Required work = Write out every entry exactly as given, but omit the pictures.

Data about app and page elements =
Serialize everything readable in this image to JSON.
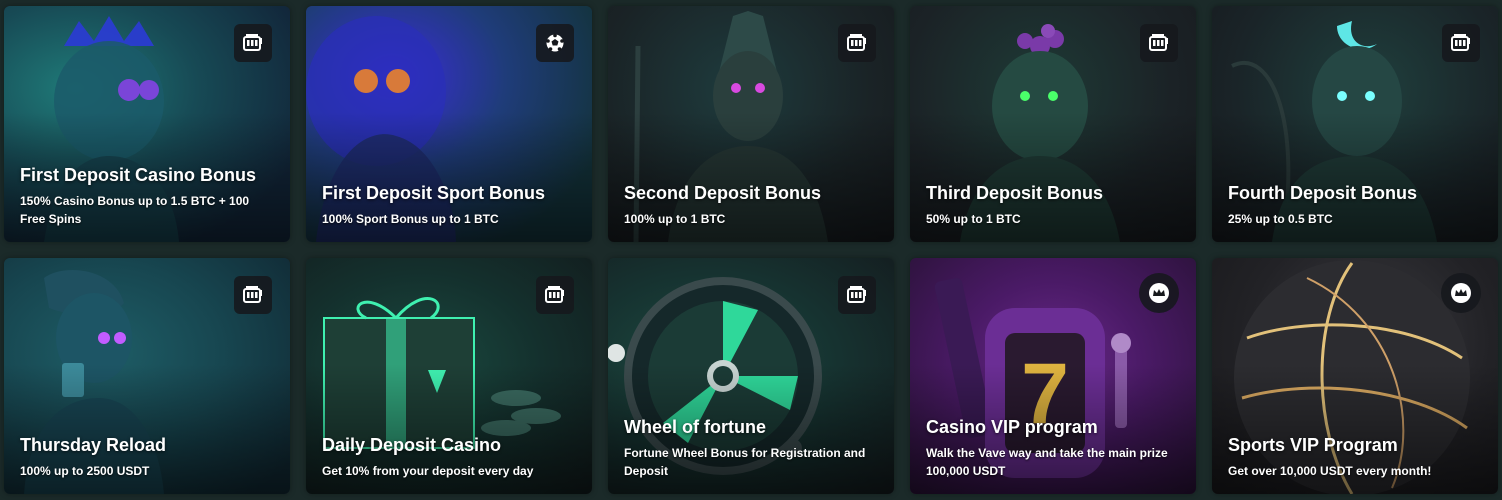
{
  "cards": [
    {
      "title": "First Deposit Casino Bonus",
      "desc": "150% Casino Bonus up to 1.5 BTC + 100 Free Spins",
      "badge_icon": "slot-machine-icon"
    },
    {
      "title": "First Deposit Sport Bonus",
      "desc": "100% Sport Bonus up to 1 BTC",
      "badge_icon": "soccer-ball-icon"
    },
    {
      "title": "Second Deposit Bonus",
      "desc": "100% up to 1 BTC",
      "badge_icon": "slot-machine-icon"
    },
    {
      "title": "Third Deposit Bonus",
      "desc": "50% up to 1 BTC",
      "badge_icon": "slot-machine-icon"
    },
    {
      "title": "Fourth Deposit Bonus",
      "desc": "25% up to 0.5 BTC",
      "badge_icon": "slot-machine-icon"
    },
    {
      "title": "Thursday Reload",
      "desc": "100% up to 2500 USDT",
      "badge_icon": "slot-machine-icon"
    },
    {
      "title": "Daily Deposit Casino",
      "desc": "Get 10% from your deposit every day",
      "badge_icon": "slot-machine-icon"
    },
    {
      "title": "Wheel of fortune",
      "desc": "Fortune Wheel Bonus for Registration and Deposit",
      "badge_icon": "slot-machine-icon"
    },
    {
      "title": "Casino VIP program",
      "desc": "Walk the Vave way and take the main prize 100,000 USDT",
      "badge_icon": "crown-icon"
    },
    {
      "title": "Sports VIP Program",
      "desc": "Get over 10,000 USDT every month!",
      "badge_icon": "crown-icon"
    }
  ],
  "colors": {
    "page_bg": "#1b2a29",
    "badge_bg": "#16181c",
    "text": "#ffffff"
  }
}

Output for this task =
Serialize everything readable in this image to JSON.
{
  "cards": [
    {
      "title": "First Deposit Casino Bonus",
      "desc": "150% Casino Bonus up to 1.5 BTC + 100 Free Spins",
      "badge_icon": "slot-machine-icon"
    },
    {
      "title": "First Deposit Sport Bonus",
      "desc": "100% Sport Bonus up to 1 BTC",
      "badge_icon": "soccer-ball-icon"
    },
    {
      "title": "Second Deposit Bonus",
      "desc": "100% up to 1 BTC",
      "badge_icon": "slot-machine-icon"
    },
    {
      "title": "Third Deposit Bonus",
      "desc": "50% up to 1 BTC",
      "badge_icon": "slot-machine-icon"
    },
    {
      "title": "Fourth Deposit Bonus",
      "desc": "25% up to 0.5 BTC",
      "badge_icon": "slot-machine-icon"
    },
    {
      "title": "Thursday Reload",
      "desc": "100% up to 2500 USDT",
      "badge_icon": "slot-machine-icon"
    },
    {
      "title": "Daily Deposit Casino",
      "desc": "Get 10% from your deposit every day",
      "badge_icon": "slot-machine-icon"
    },
    {
      "title": "Wheel of fortune",
      "desc": "Fortune Wheel Bonus for Registration and Deposit",
      "badge_icon": "slot-machine-icon"
    },
    {
      "title": "Casino VIP program",
      "desc": "Walk the Vave way and take the main prize 100,000 USDT",
      "badge_icon": "crown-icon"
    },
    {
      "title": "Sports VIP Program",
      "desc": "Get over 10,000 USDT every month!",
      "badge_icon": "crown-icon"
    }
  ],
  "colors": {
    "page_bg": "#1b2a29",
    "badge_bg": "#16181c",
    "text": "#ffffff"
  }
}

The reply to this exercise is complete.